Image description: A young child is surrounded by toilet paper that she has pulled from the roll and spread out all over the bathroom. She has a mysterious look on her face as she sit in the pile.
Image description: A young child is surrounded by toilet paper that she has pulled from the roll and spread out all over the bathroom. She has a smug look on her face as she sit in the pile.

Go back to bed,
baby, please, baby, please.
Not on your HEAD
baby baby baby, please!

Vivid illustrations from celebrated artist Kadir Nelson evoke toddlerhood from sandbox to high chair to crib, and families everywhere will delight in sharing these exuberant moments again and again.

What is Given from the Heart by Patricia C. McKissack

Image description: An image of a black mother looking down at her young son with her hand on his heart.
Image description: An image of a Black mother looking down at her young son with her hand on his heart.

“Misery loves company,” Mama says to James Otis. It’s been a rough couple of months for them, but Mama says as long as they have their health and strength, they’re blessed. One Sunday before Valentine’s Day, Reverend Dennis makes an announcement during the service– the Temples have lost everything in a fire, and the church is collecting anything that might be useful to them.
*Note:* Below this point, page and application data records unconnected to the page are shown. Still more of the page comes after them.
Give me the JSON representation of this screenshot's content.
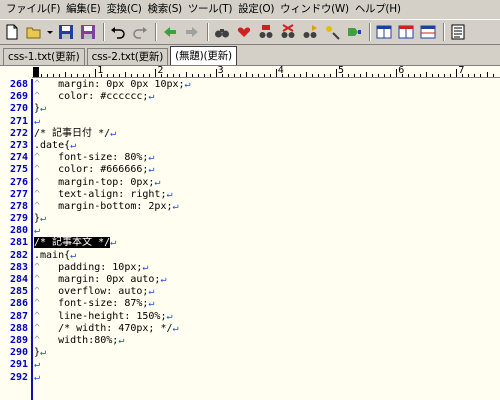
{
  "menu": [
    {
      "label": "ファイル(F)"
    },
    {
      "label": "編集(E)"
    },
    {
      "label": "変換(C)"
    },
    {
      "label": "検索(S)"
    },
    {
      "label": "ツール(T)"
    },
    {
      "label": "設定(O)"
    },
    {
      "label": "ウィンドウ(W)"
    },
    {
      "label": "ヘルプ(H)"
    }
  ],
  "tabs": [
    {
      "label": "css-1.txt(更新)",
      "active": false
    },
    {
      "label": "css-2.txt(更新)",
      "active": false
    },
    {
      "label": "(無題)(更新)",
      "active": true
    }
  ],
  "ruler": {
    "numbers": [
      "1",
      "2",
      "3",
      "4",
      "5",
      "6",
      "7"
    ]
  },
  "editor": {
    "lines": [
      {
        "num": "268",
        "text": "    margin: 0px 0px 10px;",
        "tab": true
      },
      {
        "num": "269",
        "text": "    color: #cccccc;",
        "tab": true
      },
      {
        "num": "270",
        "text": "}",
        "tab": false
      },
      {
        "num": "271",
        "text": "",
        "tab": false
      },
      {
        "num": "272",
        "text": "/* 記事日付 */",
        "tab": false
      },
      {
        "num": "273",
        "text": ".date{",
        "tab": false
      },
      {
        "num": "274",
        "text": "    font-size: 80%;",
        "tab": true
      },
      {
        "num": "275",
        "text": "    color: #666666;",
        "tab": true
      },
      {
        "num": "276",
        "text": "    margin-top: 0px;",
        "tab": true
      },
      {
        "num": "277",
        "text": "    text-align: right;",
        "tab": true
      },
      {
        "num": "278",
        "text": "    margin-bottom: 2px;",
        "tab": true
      },
      {
        "num": "279",
        "text": "}",
        "tab": false
      },
      {
        "num": "280",
        "text": "",
        "tab": false
      },
      {
        "num": "281",
        "text": "/* 記事本文 */",
        "tab": false,
        "selected": true
      },
      {
        "num": "282",
        "text": ".main{",
        "tab": false
      },
      {
        "num": "283",
        "text": "    padding: 10px;",
        "tab": true
      },
      {
        "num": "284",
        "text": "    margin: 0px auto;",
        "tab": true
      },
      {
        "num": "285",
        "text": "    overflow: auto;",
        "tab": true
      },
      {
        "num": "286",
        "text": "    font-size: 87%;",
        "tab": true
      },
      {
        "num": "287",
        "text": "    line-height: 150%;",
        "tab": true
      },
      {
        "num": "288",
        "text": "    /* width: 470px; */",
        "tab": true
      },
      {
        "num": "289",
        "text": "    width:80%;",
        "tab": true
      },
      {
        "num": "290",
        "text": "}",
        "tab": false
      },
      {
        "num": "291",
        "text": "",
        "tab": false
      },
      {
        "num": "292",
        "text": "",
        "tab": false
      }
    ]
  },
  "colors": {
    "editor_bg": "#fffef0",
    "line_number": "#0000c0",
    "eol_mark": "#2050d0",
    "chrome": "#d4d0c8"
  }
}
James thinks hard about what he can add to the Temple’s “love box,” but what does he have worth giving?

With her extraordinary gift for storytelling, McKissack–with stunning illustrations by Harrison–delivers a touching, powerful tale of compassion and reminds us all that what is given from the heart, reaches the heart.

Baby Blessings: A Prayer for the Day You Are Born by Deloris Jordan

Image description: A black man is holding his baby up above his head as they both smile at each other. He is wearing green and the baby is in a blue onesie.
Image description: A Black man is holding his baby up above his head as they both smile at each other. He is wearing green and the baby is in a blue onesie.

This touching story from bestselling author Doloris Jordan celebrates the blessings new parents wish for their babies all through their lives. With a strong emphasis on the bonds families share, the inspirational text is accompanied by exquisite art from renowned illustrator James E. Ransome. From infancy to adulthood, there is always a place for Baby Blessings.

Antiracist Baby Picture Book by Ibram X. Kendi

Image description: A black baby with their hair in two buns wearing a dinosaur onesie is in a yellow baby carrier attached to a bearded black person on a blue background. The text reads "Antiracist Baby"
Image description: A black baby with their hair in two buns wearing a dinosaur onesie is in a yellow baby carrier attached to a bearded black person on a blue background. The text reads “Antiracist Baby”

From the National Book Award-winning author of Stamped from the Beginning and How to Be an Antiracist comes a new 9Ă—9 picture book that empowers parents and children to uproot racism in our society and in ourselves, now with added discussion prompts to help readers recognize and reflect on bias in their daily lives.

Take your first steps with Antiracist Baby! Or rather, follow Antiracist Baby’s nine easy steps for building a more equitable world.

With bold art and thoughtful yet playful text, Antiracist Baby introduces the youngest readers and the grown-ups in their lives to the concept and power of antiracism. Providing the language necessary to begin critical conversations at the earliest age, Antiracist Baby is the perfect gift for readers of all ages dedicated to forming a just society.